- **PROBLEM**
For every line in the records that has the word "test", make a copy.

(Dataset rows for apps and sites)
= Beginning of Section =
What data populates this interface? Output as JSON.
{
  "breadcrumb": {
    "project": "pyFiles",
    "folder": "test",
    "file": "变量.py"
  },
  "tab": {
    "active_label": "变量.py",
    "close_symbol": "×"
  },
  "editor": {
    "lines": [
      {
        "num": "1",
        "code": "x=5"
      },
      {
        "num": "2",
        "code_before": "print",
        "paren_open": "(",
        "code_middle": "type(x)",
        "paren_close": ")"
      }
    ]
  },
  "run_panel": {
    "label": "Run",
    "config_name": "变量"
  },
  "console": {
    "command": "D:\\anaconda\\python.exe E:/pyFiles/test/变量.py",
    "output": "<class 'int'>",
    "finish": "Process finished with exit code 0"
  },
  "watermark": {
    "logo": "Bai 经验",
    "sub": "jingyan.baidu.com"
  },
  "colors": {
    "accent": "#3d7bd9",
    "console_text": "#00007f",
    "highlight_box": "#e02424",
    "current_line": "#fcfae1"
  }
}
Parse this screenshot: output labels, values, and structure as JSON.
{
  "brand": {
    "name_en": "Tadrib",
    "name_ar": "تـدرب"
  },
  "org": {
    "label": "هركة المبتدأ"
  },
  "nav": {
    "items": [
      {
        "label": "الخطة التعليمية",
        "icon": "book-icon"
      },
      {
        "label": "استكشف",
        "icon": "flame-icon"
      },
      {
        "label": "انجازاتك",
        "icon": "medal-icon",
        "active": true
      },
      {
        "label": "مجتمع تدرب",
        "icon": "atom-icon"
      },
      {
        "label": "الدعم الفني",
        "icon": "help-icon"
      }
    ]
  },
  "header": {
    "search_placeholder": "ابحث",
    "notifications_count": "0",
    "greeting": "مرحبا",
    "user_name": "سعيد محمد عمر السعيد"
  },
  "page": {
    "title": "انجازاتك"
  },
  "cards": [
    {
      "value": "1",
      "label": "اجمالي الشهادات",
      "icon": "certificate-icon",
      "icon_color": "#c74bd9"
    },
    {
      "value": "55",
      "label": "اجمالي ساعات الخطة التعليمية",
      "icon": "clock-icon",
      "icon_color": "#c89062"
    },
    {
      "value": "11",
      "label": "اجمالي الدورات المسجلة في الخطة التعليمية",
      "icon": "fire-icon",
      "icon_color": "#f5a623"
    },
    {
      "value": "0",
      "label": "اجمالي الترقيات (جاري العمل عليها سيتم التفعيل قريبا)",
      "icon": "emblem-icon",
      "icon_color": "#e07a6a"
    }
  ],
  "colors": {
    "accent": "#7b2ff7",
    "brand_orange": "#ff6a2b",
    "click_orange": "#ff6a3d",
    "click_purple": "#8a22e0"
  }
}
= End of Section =
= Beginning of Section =
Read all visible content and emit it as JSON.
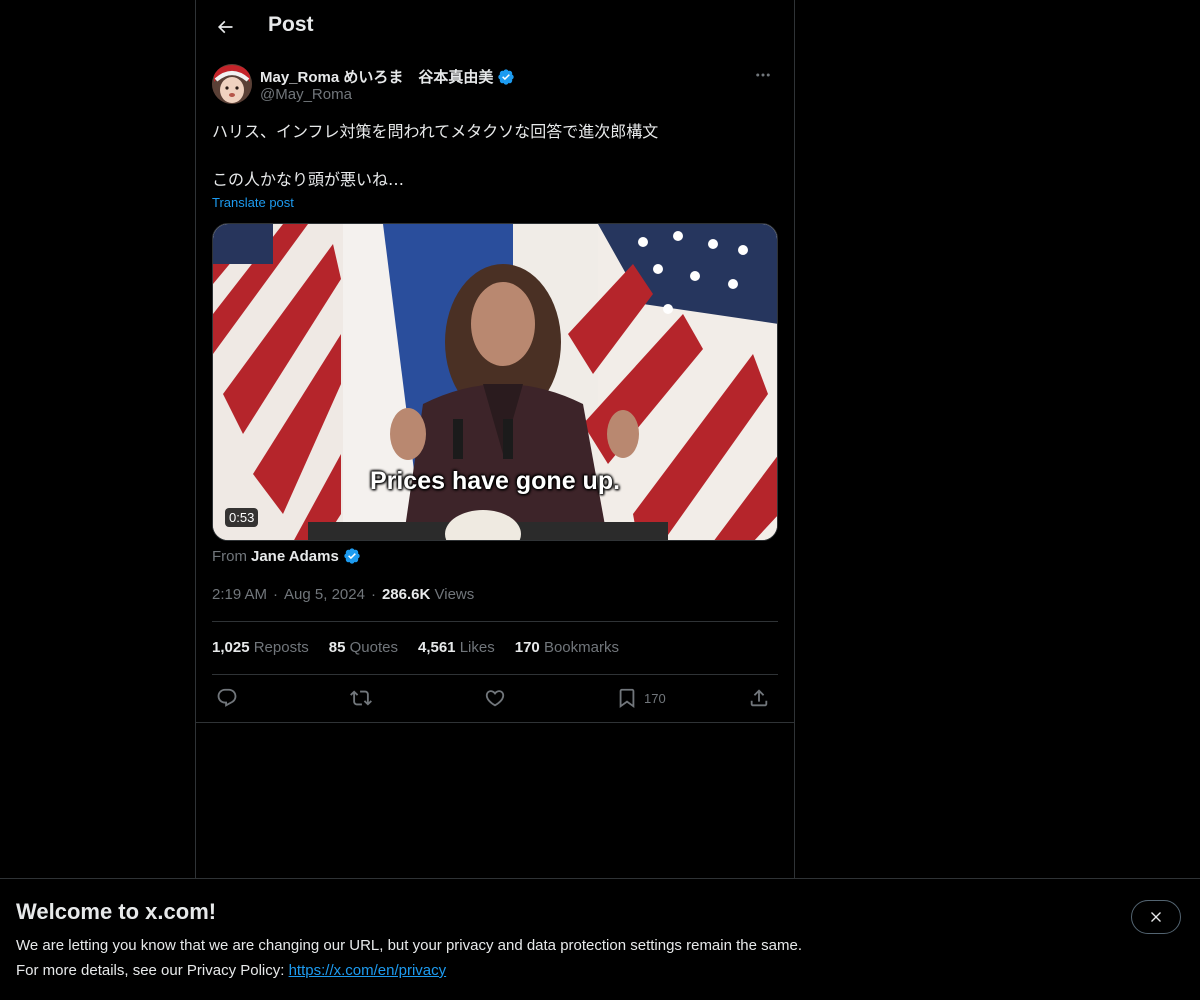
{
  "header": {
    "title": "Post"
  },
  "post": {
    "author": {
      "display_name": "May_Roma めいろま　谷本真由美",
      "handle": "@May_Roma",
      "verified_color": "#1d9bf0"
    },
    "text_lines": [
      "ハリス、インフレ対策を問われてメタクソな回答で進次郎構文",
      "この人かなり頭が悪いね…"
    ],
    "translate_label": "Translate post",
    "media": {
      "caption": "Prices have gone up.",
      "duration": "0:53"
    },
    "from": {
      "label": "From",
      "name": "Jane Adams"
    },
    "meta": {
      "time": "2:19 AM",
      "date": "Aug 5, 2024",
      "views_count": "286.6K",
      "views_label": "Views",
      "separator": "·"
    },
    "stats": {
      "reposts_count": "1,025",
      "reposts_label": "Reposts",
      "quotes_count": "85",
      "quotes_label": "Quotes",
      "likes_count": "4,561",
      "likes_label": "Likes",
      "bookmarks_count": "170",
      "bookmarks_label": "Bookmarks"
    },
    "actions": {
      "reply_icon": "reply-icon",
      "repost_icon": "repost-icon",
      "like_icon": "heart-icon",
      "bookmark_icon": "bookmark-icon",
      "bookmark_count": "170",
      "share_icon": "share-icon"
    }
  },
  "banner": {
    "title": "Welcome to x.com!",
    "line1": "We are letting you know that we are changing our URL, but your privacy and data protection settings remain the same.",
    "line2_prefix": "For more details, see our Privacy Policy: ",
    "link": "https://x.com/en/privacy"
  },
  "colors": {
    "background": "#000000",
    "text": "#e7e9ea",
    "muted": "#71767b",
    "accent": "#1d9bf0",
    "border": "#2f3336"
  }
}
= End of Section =
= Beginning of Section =
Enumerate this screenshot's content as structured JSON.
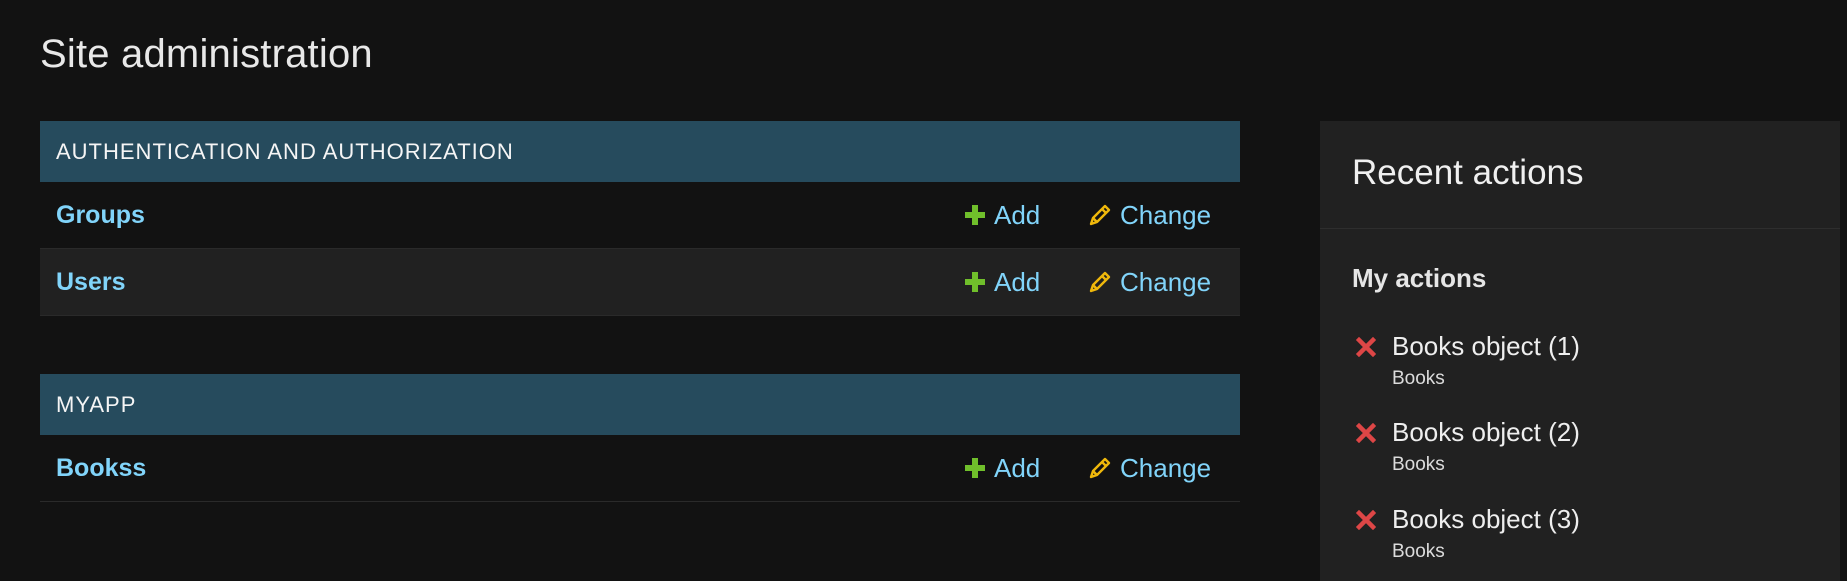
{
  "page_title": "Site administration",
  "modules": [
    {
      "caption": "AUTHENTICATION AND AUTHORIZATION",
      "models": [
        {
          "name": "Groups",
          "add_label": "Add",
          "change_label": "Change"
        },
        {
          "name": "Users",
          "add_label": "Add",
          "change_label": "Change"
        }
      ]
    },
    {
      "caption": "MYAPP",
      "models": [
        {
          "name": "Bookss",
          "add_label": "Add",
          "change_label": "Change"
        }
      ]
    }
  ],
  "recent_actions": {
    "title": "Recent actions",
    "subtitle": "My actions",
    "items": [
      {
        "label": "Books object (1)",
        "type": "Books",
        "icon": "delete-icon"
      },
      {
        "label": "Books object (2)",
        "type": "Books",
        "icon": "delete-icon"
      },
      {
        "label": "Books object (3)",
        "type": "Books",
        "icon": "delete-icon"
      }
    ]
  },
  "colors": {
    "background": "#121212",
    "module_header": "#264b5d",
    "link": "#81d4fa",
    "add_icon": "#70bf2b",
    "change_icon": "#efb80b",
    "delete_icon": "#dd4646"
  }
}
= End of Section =
- **RESULT OF THIS EXERCISE**
    "folder": "test",
    "command": "D:\\anaconda\\python.exe E:/pyFiles/test/变量.py",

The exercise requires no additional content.